BEGIN
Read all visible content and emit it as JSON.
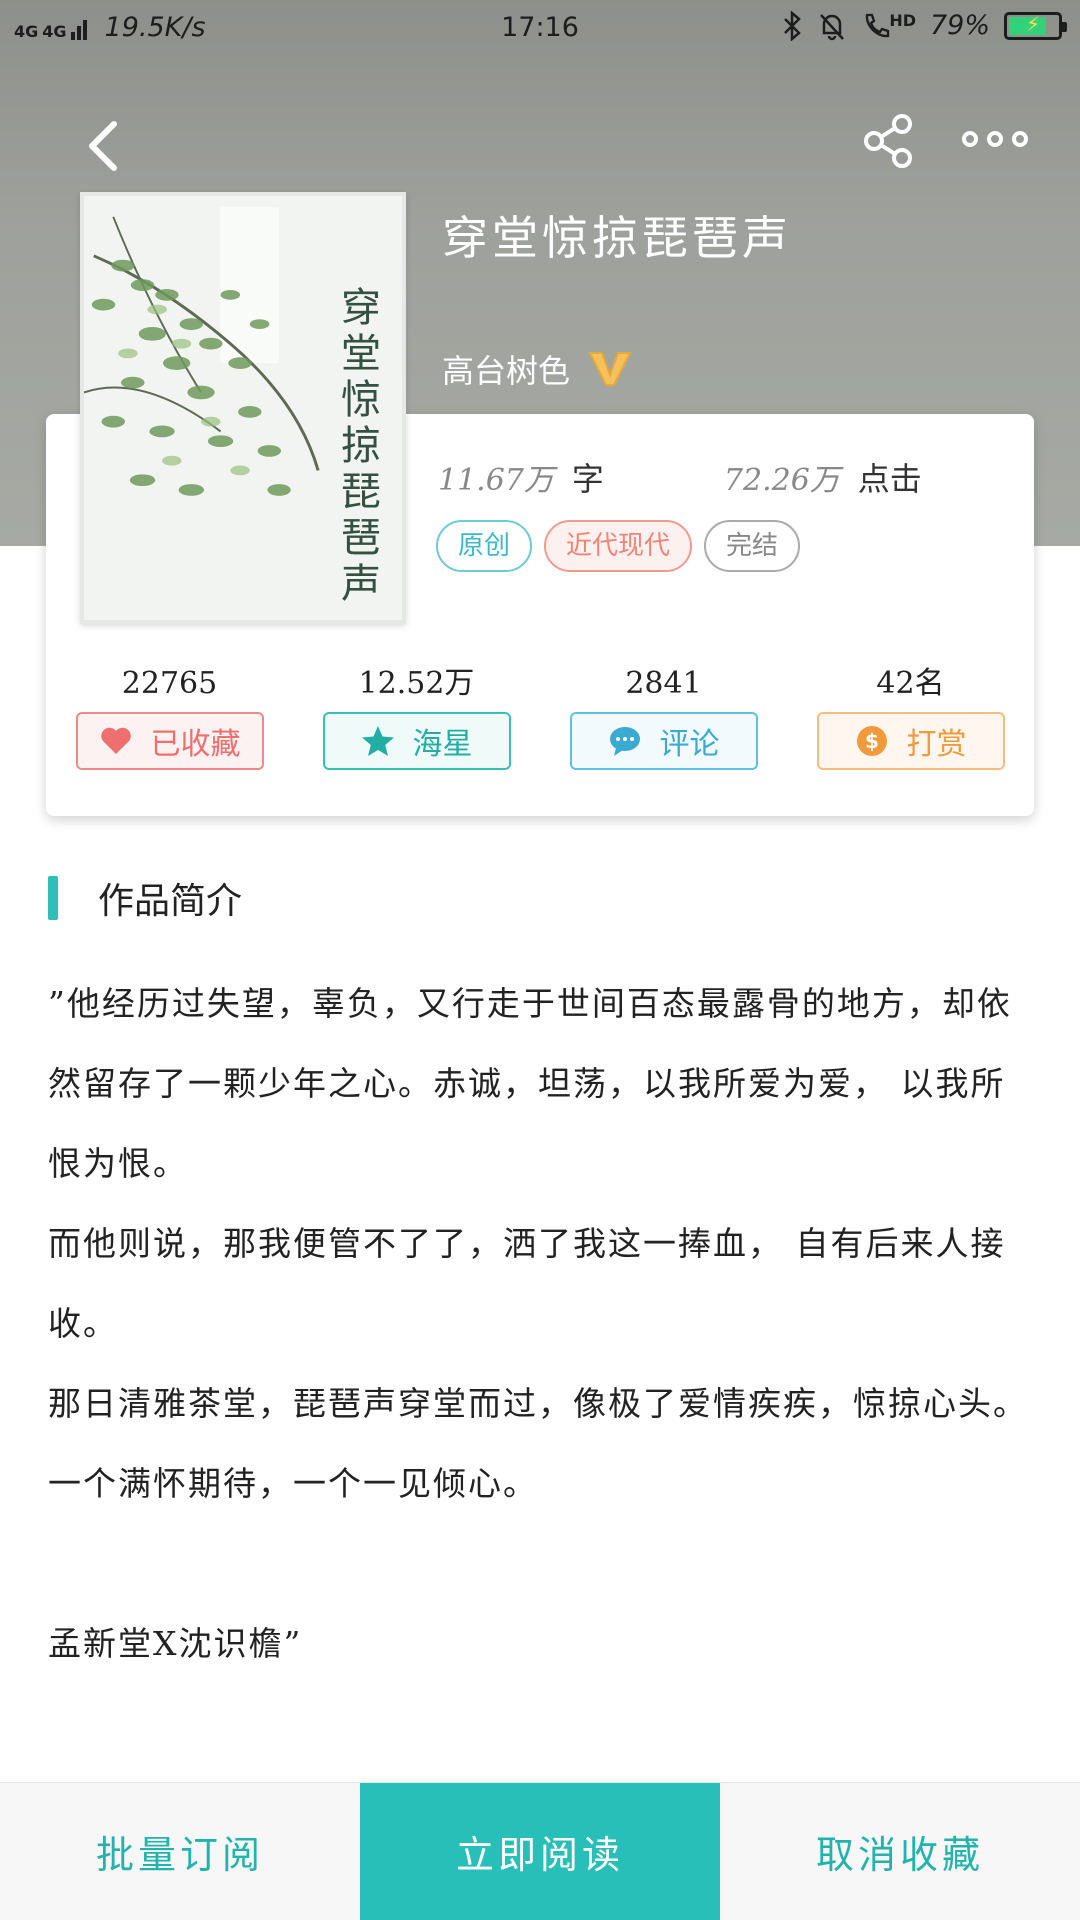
{
  "status_bar": {
    "network": "4G",
    "speed": "19.5K/s",
    "time": "17:16",
    "hd": "HD",
    "battery": "79%",
    "battery_level": 0.79
  },
  "book": {
    "title": "穿堂惊掠琵琶声",
    "author": "高台树色",
    "cover_title": "穿堂惊掠琵琶声",
    "word_count": "11.67万",
    "word_unit": "字",
    "clicks": "72.26万",
    "click_unit": "点击",
    "tags": [
      "原创",
      "近代现代",
      "完结"
    ]
  },
  "actions": [
    {
      "count": "22765",
      "label": "已收藏",
      "icon": "heart-icon"
    },
    {
      "count": "12.52万",
      "label": "海星",
      "icon": "star-icon"
    },
    {
      "count": "2841",
      "label": "评论",
      "icon": "comment-icon"
    },
    {
      "count": "42名",
      "label": "打赏",
      "icon": "coin-icon"
    }
  ],
  "intro": {
    "heading": "作品简介",
    "paragraphs": [
      "”他经历过失望，辜负，又行走于世间百态最露骨的地方，却依然留存了一颗少年之心。赤诚，坦荡，以我所爱为爱， 以我所恨为恨。",
      "而他则说，那我便管不了了，洒了我这一捧血， 自有后来人接收。",
      "那日清雅茶堂，琵琶声穿堂而过，像极了爱情疾疾，惊掠心头。",
      "一个满怀期待，一个一见倾心。",
      "",
      "孟新堂X沈识檐”"
    ]
  },
  "bottom_bar": {
    "batch": "批量订阅",
    "read": "立即阅读",
    "cancel": "取消收藏"
  },
  "colors": {
    "accent": "#28bfb8",
    "hero_bg": "#9ea19b"
  }
}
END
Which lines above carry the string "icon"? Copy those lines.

      "icon": "heart-icon"
      "icon": "star-icon"
      "icon": "comment-icon"
      "icon": "coin-icon"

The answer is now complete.